Nearly 300 trucks choked downtown Tauranga this morning as part of a nationwide protest that caused gridlock in Auckland and Wellington.
Truckies from across the Western Bay and even Napier, Gisborne and Waharoa drove at just 20 km/h into the city, clogging the harbour bridge, Hewletts Rd and Cameron Rd.
With blasts on the horn, puffs of diesel smoke and the revving of engines, truckies made their point on Cameron Rd against the sudden hike in road user charges.
Concrete mixers, tankers, dumptrucks and an Army Unimog made up the convoy which blocked a section of Cameron Rd near Tauranga Domain about 8.20am.
One commuter travelling from Bayfair into the central city said a journey that normally takes 15 minutes took one hour and 15 minutes.
At 9.50, a driver left Durham St, arriving at Chapel St 35 minutes later.
People on scooters and motorbikes had the best chance of making it to work on time but many drivers had little choice and had to sit patiently.
Small groups of onlookers stood on the Cameron Rd footpath giving thumbs-up signs to the drivers and voicing support.
While some main roads in Tauranga were affected, Takitimu Drive was nearly empty of traffic until the arrival of the first convoy at 7.50am.
. The first convoy of 29 trucks hit a nearly empty expressway at Judea at 7.50am with the last truck reaching Chapel St about 20 minutes later.

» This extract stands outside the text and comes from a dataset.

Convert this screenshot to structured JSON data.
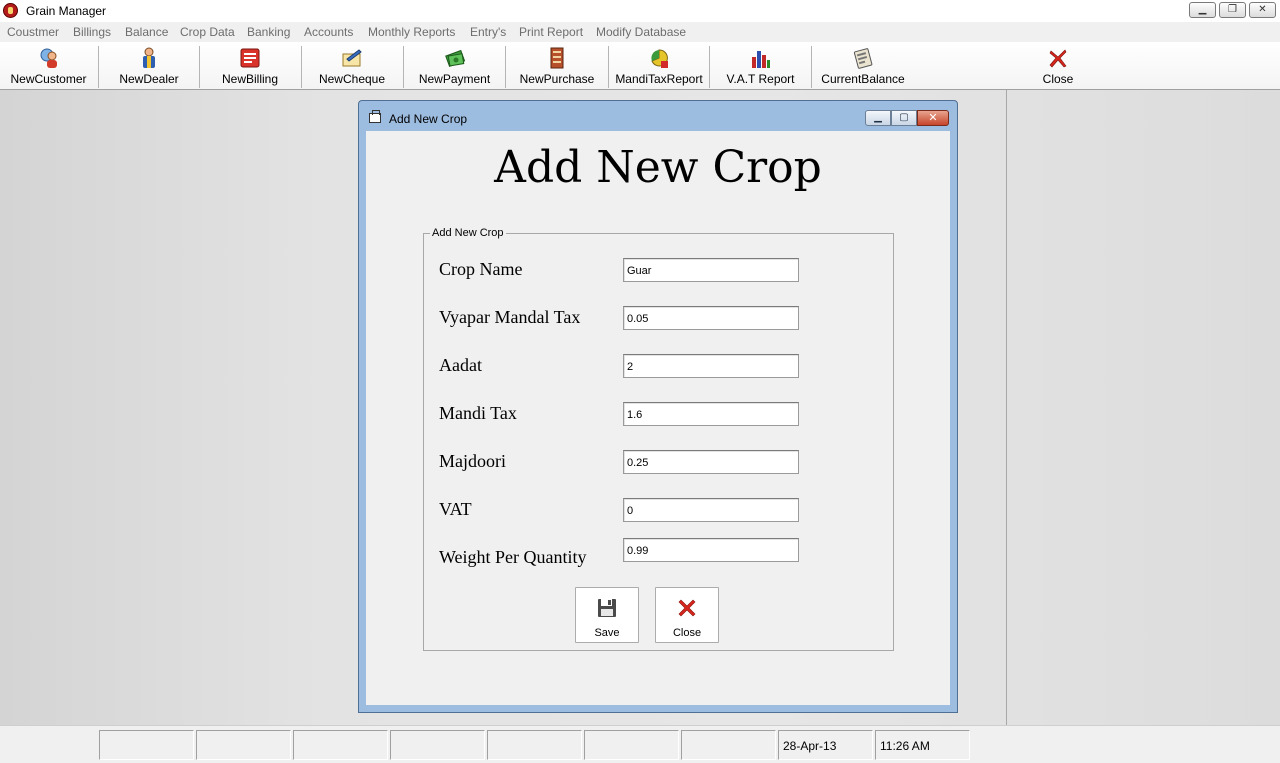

The second, of about the same size, appeared on the expressway at 8.10am, departing at Chapel St about 8.25am. However, at 9.50am traffic was still backed up from near the courthouse to Marsh St.
Derek Dumbar, director of Waikato/Thames/Bay of Plenty Road Transport Forum, the national body that organised the protests across New Zealand, said today it was a success and that more than 290 trucks were involved in Tauranga. ``It's gone exceedingly well and we can't thank the public enough for their support, it's been fantastic.' Although truckies held up commuters Mr Dumbar said people were very supportive.
Senior Sergeant Ian Campion said there were "significant delays" for commuters heading into central Tauranga this morning.
The volume of heavy motor vehicles had resulted in significant congestion but motorists were well-behaved. Mr Campion said by 10am traffic was still pretty congested by the Chapel St and Marsh St intersection and the harbour bridge, and there were still delays.
The fire service kept two crews on at each of the three main stations in Tauranga to avoid delays in getting to fire call outs this morning.
Usually the stations are manned with one crew but the overnight crew stayed on for a couple of extra hours in case more than one appliance was needed at a job. St John Ambulance team leader Gary Bishell said they had the same number of paramedics on as usual.
Many commuters took to the roads early to miss any traffic with car parks reported to have been filling up earlier.
"Most people came in a bit earlier," Frank Begley, Tauranga City Council transport communications manager, said.
DHB spokeswoman Carol Wollaston said staff at Tauranga Hospital had not had any problems with the traffic.
"Some people are working from home today and some people have arranged to come in late," she said.
She said truckies had an agreement with the hospital to not block emergency services.